ACTION ITEM → Scan the records for the word "JSON". Report each line where it occurs.

Entries taken from a collection:
══════════
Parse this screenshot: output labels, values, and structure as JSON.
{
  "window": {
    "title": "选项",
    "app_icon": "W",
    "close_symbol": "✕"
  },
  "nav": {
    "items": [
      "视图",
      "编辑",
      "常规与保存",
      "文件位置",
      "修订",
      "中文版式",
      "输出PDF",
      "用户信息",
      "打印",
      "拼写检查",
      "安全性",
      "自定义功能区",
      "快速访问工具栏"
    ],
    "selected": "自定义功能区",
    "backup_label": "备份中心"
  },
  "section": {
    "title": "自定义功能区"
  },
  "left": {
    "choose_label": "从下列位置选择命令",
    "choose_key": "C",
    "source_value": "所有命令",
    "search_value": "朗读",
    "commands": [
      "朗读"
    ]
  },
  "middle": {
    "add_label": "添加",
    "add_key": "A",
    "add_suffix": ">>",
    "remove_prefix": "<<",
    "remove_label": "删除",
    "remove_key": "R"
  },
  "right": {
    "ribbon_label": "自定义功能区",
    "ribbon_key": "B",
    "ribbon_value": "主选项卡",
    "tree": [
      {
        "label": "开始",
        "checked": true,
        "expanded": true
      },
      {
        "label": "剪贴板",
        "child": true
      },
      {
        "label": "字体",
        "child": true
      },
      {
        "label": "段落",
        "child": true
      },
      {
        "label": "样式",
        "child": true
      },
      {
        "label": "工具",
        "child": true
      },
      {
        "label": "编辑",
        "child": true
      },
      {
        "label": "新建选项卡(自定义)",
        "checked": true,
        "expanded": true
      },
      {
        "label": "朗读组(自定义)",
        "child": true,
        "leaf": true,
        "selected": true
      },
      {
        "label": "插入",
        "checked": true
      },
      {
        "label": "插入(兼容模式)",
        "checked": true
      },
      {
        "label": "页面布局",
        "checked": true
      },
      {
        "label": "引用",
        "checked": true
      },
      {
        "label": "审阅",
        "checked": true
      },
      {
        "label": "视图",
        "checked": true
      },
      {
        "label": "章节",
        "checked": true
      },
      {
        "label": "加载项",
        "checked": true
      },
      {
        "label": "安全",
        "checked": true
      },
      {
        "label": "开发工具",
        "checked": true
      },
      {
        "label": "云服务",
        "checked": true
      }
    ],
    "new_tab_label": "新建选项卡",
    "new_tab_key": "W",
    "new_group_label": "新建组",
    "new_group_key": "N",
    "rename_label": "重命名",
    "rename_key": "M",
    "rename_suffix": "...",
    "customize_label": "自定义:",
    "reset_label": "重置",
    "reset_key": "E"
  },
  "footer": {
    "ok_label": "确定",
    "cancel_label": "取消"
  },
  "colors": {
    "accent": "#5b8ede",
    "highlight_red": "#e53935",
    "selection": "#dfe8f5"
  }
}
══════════
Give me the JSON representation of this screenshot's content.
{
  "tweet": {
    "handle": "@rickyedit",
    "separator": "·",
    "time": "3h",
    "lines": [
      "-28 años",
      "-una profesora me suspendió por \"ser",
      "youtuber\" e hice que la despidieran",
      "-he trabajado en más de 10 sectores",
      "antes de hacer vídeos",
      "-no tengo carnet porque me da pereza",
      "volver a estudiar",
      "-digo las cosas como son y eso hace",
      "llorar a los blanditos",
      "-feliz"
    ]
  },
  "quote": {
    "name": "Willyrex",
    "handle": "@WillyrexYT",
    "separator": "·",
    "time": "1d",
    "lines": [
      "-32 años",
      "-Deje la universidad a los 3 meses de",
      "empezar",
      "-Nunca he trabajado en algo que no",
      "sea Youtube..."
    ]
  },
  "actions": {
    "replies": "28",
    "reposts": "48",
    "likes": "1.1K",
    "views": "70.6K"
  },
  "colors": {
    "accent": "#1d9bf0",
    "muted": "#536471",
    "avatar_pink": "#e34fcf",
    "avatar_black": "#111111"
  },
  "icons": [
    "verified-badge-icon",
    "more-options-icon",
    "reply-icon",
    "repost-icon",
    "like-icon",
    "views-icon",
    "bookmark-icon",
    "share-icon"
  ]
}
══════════
SOLVED EXERCISE →
Parse this screenshot: output labels, values, and structure as JSON.
Give me the JSON representation of this screenshot's content.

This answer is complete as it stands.